I don’t drink alcohol every night. I might have a beer with my meal, but I’ll drink more as a social thing when I meet other people.
I always bought sim cards and internet data for my phone in each country. For better or worse, I do consider the phone an important tool for traveling, especially the map app to help me navigate around cities.
How I Kept Track of Costs
I use the Google Keep app on my phone to keep track of each expense. I prefer this app because you can use even when you don’t have wi-fi or data connection. Instead of using it after each time I spend money, I would record it only once a day or every other day. Once in a while I will not remember the exact amount of a particular expense that happened two days before, so I would just use the best estimate I could come up with.
Every 2 or 3 weeks I would migrate those numbers to my online Google Sheets spreadsheet. I create a tab for each country, and create a running total for each day in that country. I then convert everything to US dollar. A separate tab has a running total for all countries combined.
My Impressions of Each Country
Hostels Food Attractions Transportation
Peru Cheap Cheap Moderate Moderate
Bolivia Cheap Very Cheap Cheap Cheap
Argentina Moderate Moderate Moderate Moderate
Brazil Expensive Expensve Expensive Expensive
Uruguay Cheap Moderate Moderate Cheap
Venezuela Very Cheap Very Cheap Cheap Very Cheap
Colombia Moderate Moderate Moderate Cheap
Chile Moderate Moderate Moderate Moderate
The costs in Argentina and Venezuela are using the black market’s exchange rates.
These numbers were for the second half of 2014. Since then, many South American currencies have lost a lot of value to the US Dollar.

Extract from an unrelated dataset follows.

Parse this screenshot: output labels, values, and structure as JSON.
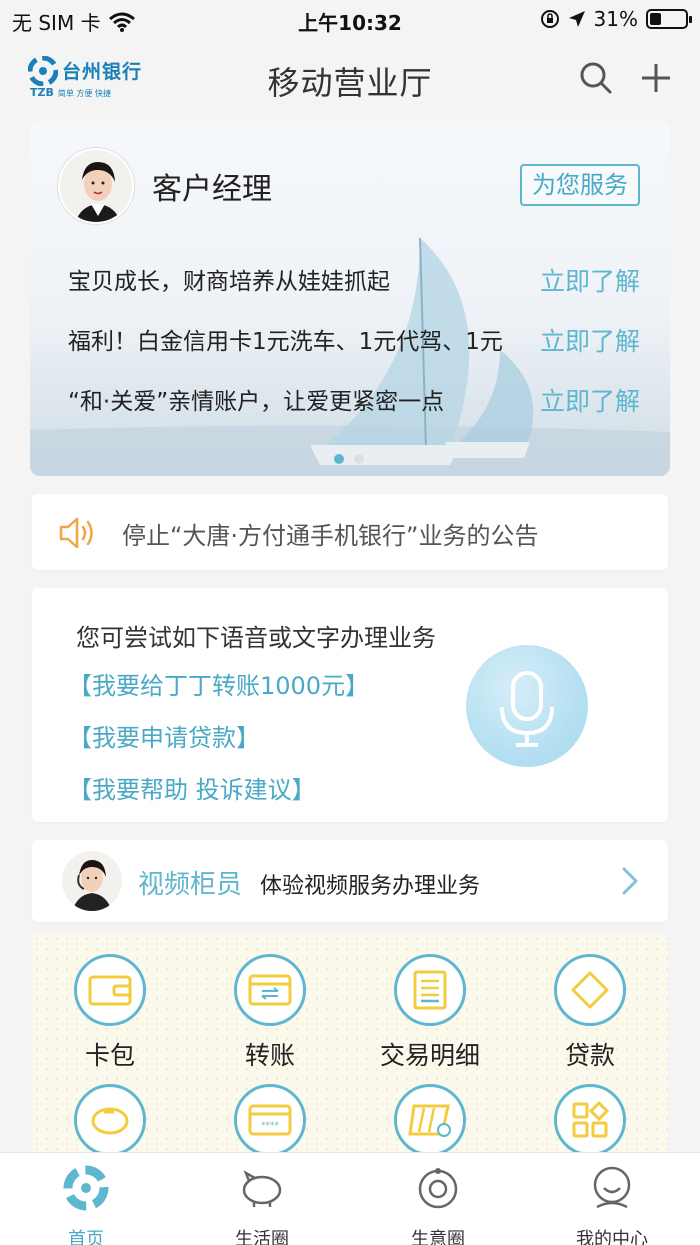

For example, when I was in Brazil 1 USD was worth around 2.20 Reals, but as of today 1 USD is equal to 3.36 Reals. I don’t know how much prices have gone up, but I bet everything is cheaper now than a year ago in relation to the dollar.

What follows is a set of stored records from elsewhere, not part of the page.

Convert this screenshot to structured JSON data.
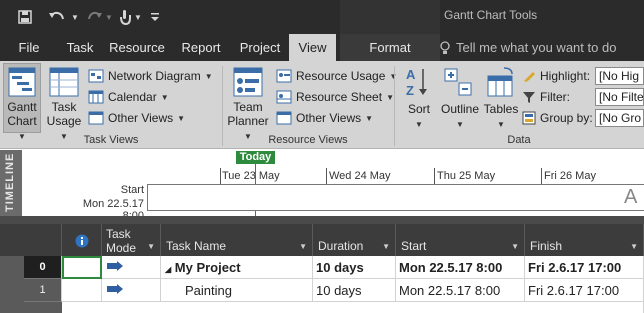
{
  "quick_access": {
    "save_icon": "save-icon",
    "undo_icon": "undo-icon",
    "redo_icon": "redo-icon",
    "touch_icon": "touch-mode-icon",
    "customize_icon": "customize-qat-icon"
  },
  "context_title": "Gantt Chart Tools",
  "tabs": [
    "File",
    "Task",
    "Resource",
    "Report",
    "Project",
    "View",
    "Format"
  ],
  "active_tab": "View",
  "tell_me": "Tell me what you want to do",
  "ribbon": {
    "task_views": {
      "label": "Task Views",
      "gantt_chart": [
        "Gantt",
        "Chart"
      ],
      "task_usage": [
        "Task",
        "Usage"
      ],
      "network_diagram": "Network Diagram",
      "calendar": "Calendar",
      "other_views": "Other Views"
    },
    "resource_views": {
      "label": "Resource Views",
      "team_planner": [
        "Team",
        "Planner"
      ],
      "resource_usage": "Resource Usage",
      "resource_sheet": "Resource Sheet",
      "other_views": "Other Views"
    },
    "data": {
      "label": "Data",
      "sort": "Sort",
      "outline": "Outline",
      "tables": "Tables",
      "highlight_label": "Highlight:",
      "highlight_value": "[No Hig",
      "filter_label": "Filter:",
      "filter_value": "[No Filte",
      "groupby_label": "Group by:",
      "groupby_value": "[No Gro"
    }
  },
  "timeline": {
    "side_label": "TIMELINE",
    "today": "Today",
    "dates": [
      "Tue 23 May",
      "Wed 24 May",
      "Thu 25 May",
      "Fri 26 May"
    ],
    "start_label": "Start",
    "start_date": "Mon 22.5.17 8:00",
    "cut_letter": "A"
  },
  "grid": {
    "headers": {
      "info_icon": "info-icon",
      "task_mode": [
        "Task",
        "Mode"
      ],
      "task_name": "Task Name",
      "duration": "Duration",
      "start": "Start",
      "finish": "Finish"
    },
    "rows": [
      {
        "id": "0",
        "mode_icon": "auto-scheduled-icon",
        "name": "My Project",
        "duration": "10 days",
        "start": "Mon 22.5.17 8:00",
        "finish": "Fri 2.6.17 17:00",
        "summary": true,
        "collapse_icon": "collapse-triangle-icon"
      },
      {
        "id": "1",
        "mode_icon": "auto-scheduled-icon",
        "name": "Painting",
        "duration": "10 days",
        "start": "Mon 22.5.17 8:00",
        "finish": "Fri 2.6.17 17:00",
        "summary": false
      }
    ]
  },
  "colors": {
    "titlebar": "#2b2b2b",
    "ribbon": "#d4d4d4",
    "today_green": "#2e8b3e",
    "header_dark": "#3c3c3c"
  }
}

A dorm bed in a 4-bed to 6-bed dorm.
Very Cheap: less than $7, Cheap: $7-10, Moderate: $10-15, Expensive: > $15
A meal at a decent and cheap place.
Very Cheap: less than $5, Cheap: around $5, Moderate: $6-7, Expensive: more than $8
Costs of tours and entrance fees.
Local and long distance buses and trains.
South America is still cheap to travel compared to Western Europe, North America, or Oceania, but it’s not like can just bum around for $20/day. I would say that $40-50/day is possible while still having fun and doing things by limiting your time in the more expensive countries like Chile or Brazil.
While I was saving for this round the world trip, my estimate budget was for an average of $60 per day. And that’s exactly what I ended up spending after 250 days. I didn’t however think about that number often, as I didn’t make daily decisions based on it. I would rather have a shorter but more rewarding trip, if that meant a higher daily average. Having said that, it was nice that everything was going according to plan after the first leg of this long trip.